Looking good without feeling bad
Saving money on clothes
The Covid-19 lockdown has changed all our buying habits. We couldn’t get to the shops because they were shut, and there was almost no point buying new clothes, because there was nowhere to wear them to.
Now lockdown has eased a little, and most of us are ready to start looking good again, and already planning on what to wear when we are allowed out to make the most of the Christmas break. But that has left many of us with another problem. Our finances have suffered, and if we do find a must have item or two, we may not feel that we have enough cash to buy them.
But the fact is, you don’t have to spend a million dollars to look it. There are several solutions to help you look good without melting down your credit card.
Many of us wear clothes once. It’s bad for the planet and for our bank balances, but it does mean that there is an endless supply of pre-owned bargains to tap into.

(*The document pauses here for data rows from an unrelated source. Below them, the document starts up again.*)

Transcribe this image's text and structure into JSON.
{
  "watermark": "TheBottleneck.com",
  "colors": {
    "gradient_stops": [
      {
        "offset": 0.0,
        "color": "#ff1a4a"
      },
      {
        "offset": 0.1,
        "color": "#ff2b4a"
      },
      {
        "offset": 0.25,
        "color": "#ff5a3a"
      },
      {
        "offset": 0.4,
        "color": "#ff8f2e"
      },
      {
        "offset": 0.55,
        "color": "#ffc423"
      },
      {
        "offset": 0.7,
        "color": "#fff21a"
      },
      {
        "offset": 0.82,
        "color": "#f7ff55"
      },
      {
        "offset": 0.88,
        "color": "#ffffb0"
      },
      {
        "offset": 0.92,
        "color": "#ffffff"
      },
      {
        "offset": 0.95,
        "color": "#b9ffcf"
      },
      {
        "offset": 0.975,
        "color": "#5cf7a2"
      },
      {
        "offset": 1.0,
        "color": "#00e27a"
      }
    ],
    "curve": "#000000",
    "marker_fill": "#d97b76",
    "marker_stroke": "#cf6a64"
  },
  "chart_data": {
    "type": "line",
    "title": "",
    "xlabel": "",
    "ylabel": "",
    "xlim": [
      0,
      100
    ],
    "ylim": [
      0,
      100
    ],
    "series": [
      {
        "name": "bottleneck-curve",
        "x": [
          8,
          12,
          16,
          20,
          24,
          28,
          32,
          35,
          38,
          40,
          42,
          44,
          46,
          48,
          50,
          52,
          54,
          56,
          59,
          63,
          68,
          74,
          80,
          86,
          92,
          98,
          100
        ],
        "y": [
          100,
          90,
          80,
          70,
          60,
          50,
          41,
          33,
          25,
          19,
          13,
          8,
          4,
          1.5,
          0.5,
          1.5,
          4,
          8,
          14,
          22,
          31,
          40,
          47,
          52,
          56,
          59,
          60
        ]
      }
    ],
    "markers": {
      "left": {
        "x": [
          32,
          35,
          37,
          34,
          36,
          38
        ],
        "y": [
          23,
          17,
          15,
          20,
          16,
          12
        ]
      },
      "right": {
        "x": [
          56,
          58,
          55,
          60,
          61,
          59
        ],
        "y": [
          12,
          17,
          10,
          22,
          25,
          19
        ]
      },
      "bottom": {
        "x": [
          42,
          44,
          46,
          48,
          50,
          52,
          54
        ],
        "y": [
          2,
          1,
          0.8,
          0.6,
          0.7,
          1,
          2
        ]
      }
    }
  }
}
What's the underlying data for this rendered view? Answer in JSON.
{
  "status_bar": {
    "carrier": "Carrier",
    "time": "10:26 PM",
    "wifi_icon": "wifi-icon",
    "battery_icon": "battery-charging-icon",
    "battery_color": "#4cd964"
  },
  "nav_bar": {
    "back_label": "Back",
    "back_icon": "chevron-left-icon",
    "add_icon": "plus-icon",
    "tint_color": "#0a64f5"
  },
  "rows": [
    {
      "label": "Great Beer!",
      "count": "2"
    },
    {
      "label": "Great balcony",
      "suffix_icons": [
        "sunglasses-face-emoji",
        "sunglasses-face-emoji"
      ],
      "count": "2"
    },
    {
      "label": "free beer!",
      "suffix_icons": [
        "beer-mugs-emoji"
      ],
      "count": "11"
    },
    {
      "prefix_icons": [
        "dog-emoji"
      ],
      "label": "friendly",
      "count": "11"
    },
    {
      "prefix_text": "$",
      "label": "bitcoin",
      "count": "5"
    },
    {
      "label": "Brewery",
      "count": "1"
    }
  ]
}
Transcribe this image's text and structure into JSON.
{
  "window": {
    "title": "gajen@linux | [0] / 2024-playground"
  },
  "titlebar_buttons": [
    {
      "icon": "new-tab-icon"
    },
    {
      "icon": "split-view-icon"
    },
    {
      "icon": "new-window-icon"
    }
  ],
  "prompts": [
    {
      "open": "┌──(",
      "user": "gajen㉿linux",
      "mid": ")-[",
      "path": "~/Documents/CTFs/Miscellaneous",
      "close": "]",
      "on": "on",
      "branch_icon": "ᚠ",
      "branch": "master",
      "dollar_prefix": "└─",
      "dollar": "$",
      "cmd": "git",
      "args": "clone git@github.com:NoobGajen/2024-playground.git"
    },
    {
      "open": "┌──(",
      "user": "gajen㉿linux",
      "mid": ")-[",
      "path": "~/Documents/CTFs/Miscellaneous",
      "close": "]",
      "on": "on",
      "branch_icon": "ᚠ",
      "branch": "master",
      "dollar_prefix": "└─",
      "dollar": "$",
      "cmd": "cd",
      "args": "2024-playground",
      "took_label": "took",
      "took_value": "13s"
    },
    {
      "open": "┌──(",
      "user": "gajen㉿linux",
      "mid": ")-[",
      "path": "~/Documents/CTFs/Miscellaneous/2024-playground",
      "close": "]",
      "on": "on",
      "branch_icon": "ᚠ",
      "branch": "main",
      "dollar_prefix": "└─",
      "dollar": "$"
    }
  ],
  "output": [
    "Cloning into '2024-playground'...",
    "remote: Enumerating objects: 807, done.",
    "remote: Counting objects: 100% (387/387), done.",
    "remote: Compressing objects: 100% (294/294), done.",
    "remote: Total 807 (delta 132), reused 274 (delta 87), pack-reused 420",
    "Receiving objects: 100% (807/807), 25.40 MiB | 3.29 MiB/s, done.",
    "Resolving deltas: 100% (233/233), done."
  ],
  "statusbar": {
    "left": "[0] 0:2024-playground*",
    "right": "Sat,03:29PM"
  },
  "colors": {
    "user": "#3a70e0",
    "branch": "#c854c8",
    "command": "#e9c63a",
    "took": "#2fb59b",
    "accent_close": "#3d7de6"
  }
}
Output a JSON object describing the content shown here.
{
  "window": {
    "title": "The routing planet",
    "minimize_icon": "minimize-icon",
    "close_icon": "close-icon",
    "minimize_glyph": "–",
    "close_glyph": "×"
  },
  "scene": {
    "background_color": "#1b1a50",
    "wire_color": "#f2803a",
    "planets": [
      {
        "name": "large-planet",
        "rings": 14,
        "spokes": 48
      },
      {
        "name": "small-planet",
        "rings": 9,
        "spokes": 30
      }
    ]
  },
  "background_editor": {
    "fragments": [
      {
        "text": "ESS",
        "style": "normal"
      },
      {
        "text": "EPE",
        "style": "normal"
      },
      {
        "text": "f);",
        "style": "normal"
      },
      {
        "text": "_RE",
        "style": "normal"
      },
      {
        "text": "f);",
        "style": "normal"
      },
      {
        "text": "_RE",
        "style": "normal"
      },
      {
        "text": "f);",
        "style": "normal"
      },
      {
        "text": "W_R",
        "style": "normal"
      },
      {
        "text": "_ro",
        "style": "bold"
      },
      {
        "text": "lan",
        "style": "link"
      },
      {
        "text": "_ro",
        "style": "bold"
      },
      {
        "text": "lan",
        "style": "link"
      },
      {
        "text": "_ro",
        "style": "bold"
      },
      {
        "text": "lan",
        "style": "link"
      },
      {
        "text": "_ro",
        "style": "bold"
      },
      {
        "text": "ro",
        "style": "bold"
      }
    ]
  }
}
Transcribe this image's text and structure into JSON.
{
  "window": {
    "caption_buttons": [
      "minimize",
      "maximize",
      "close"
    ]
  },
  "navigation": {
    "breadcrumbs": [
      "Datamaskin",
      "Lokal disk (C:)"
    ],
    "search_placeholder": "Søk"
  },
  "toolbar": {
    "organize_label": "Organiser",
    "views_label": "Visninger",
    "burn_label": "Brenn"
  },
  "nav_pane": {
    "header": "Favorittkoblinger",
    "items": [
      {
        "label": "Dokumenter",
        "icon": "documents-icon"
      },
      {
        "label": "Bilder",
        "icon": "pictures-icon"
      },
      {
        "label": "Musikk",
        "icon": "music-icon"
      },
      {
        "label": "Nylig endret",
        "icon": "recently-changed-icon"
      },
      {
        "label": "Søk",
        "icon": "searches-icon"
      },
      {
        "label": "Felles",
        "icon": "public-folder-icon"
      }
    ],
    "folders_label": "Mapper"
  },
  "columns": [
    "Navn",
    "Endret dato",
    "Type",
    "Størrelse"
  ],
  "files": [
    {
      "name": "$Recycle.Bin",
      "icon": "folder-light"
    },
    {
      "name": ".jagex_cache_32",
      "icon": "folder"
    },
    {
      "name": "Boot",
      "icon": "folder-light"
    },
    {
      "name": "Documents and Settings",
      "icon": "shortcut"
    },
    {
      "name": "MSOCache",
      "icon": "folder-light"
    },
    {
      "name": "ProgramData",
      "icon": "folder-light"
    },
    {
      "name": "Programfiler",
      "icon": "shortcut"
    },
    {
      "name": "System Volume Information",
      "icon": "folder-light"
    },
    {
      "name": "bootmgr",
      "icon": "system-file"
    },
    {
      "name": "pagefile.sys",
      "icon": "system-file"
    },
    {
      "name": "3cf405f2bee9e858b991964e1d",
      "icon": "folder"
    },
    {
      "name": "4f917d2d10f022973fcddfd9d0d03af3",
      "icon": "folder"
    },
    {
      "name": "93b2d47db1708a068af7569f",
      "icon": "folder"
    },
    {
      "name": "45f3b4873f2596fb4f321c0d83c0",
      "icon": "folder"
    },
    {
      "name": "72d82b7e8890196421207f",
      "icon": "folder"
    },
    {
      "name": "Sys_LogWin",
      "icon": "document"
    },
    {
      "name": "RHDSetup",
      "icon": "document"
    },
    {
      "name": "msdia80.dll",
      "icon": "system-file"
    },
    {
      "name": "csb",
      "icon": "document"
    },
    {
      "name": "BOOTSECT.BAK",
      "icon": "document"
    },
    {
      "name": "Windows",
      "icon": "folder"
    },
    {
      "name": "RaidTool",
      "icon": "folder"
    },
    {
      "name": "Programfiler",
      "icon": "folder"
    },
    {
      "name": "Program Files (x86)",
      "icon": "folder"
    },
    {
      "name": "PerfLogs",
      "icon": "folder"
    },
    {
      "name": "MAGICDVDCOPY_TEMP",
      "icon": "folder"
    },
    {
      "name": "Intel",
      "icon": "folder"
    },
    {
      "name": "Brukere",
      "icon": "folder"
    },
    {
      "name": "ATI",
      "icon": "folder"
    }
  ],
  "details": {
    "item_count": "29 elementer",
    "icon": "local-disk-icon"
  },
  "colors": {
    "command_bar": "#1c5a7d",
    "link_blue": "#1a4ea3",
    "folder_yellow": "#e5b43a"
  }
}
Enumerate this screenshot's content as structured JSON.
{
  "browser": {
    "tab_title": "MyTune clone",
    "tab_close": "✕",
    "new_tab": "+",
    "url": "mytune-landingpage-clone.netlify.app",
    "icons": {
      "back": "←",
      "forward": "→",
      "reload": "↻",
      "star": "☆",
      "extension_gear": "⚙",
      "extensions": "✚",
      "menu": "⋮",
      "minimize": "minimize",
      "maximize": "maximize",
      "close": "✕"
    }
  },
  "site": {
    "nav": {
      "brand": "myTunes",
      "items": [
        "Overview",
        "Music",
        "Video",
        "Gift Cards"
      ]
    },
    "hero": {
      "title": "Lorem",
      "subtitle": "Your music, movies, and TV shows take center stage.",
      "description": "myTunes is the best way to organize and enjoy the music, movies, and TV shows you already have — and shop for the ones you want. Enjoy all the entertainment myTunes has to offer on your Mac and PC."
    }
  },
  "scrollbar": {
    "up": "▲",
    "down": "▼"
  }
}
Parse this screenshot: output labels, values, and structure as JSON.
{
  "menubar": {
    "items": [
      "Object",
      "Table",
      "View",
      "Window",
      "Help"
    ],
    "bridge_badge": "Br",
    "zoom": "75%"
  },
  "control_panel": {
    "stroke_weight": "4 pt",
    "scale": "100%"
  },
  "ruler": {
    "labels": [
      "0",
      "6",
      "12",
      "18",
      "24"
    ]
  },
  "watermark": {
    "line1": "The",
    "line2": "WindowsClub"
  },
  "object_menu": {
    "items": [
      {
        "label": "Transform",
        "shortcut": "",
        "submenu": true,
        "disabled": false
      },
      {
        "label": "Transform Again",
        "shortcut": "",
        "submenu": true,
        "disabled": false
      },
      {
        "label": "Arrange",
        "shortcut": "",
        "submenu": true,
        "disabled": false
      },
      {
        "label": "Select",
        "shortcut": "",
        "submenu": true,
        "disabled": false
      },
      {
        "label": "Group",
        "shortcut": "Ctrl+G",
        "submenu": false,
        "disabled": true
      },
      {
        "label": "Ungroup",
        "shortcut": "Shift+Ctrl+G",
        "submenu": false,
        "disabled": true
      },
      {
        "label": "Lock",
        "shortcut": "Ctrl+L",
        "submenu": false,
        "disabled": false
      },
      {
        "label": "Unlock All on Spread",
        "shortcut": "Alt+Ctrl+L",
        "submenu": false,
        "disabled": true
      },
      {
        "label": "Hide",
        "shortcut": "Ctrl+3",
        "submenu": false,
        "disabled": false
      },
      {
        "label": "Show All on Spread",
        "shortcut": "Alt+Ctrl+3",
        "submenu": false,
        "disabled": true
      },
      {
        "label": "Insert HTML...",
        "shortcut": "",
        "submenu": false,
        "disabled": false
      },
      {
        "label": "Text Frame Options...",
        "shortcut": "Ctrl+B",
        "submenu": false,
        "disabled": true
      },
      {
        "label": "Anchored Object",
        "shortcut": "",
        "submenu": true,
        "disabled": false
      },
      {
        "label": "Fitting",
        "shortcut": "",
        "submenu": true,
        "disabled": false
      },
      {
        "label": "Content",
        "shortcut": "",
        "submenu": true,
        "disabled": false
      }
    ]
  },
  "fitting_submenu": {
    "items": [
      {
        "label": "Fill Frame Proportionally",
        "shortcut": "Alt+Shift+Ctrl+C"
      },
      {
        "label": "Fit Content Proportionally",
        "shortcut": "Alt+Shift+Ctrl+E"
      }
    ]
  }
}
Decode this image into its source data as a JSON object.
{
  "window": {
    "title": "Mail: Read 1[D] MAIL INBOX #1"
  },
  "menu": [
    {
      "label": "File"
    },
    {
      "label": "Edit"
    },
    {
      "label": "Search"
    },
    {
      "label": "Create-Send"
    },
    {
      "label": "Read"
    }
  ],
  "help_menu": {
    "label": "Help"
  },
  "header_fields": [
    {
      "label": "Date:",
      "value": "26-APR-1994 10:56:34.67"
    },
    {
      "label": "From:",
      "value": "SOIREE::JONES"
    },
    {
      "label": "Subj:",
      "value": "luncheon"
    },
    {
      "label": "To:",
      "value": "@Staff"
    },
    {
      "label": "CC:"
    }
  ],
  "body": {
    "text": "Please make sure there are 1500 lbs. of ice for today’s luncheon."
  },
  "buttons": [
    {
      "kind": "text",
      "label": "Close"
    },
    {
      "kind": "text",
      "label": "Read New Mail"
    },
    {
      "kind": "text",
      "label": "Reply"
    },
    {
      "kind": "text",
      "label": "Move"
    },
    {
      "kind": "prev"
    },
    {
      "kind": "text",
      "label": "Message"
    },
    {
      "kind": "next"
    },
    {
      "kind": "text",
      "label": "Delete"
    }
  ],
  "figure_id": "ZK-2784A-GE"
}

Charity shops, and vintage specialists, which tend to be a little more selective have now reopened. But you don’t need to spend hours trudging from shop to shop and working through the racks. Oxfam’s second hand site has everything from suits to accessories, with shoes, bridalwear and even designer wear, and all at refreshingly low prices.
It’s not just the charity sector that has discovered the appeal of pre-owned clothes. As with new clothes, you can buy almost everything online.
Try eBay if you want the excitement of an online auction for the bargain you want and Facebook Marketplace is always worth a look. Not only can you find that must have item, you can go back there sell it on when you have finished with it, along with any other good quality outgrown or not-quite-right-for-you items. You should get back some of the money you spend – or even make a profit! Here’s an extra tip – search for job lots as well as individual items – you could find a whole bundle of bargains.
There was a time when many people made their own clothes. It was fun and thrifty, and social too. People would share skills and equipment. Now the fun of making clothes is being rediscovered as people with time on their hands are enjoying the lost arts of sewing, knitting, and pattern cutting. Tesco recently branched into the sewing industry with its very first own-brand sewing machine, at just £60 which soon sold out while knitting and dressmaking groups – with suitable social distancing - are a hit across the country.
But you might not need to buy in clothes at all. You may have everything you need already waiting in your wardrobe, but you just don’t recognise it yet.
You may not feel confident about making clothes from scratch, but that bag you have not got round to taking to the charity shop could provide the basis for clothes you actually want to wear.
There is a lot you can do to bring unworn clothes back into circulation again. Turning old jeans, tops and leggings into something fresh is fun and costs nothing – and if it does not work out, it simply goes back in the ragbag.
Look at sites like My Thrifty Life for ideas. Starting with some small easy changes could lead to creating a whole new wardrobe as you grow in confidence!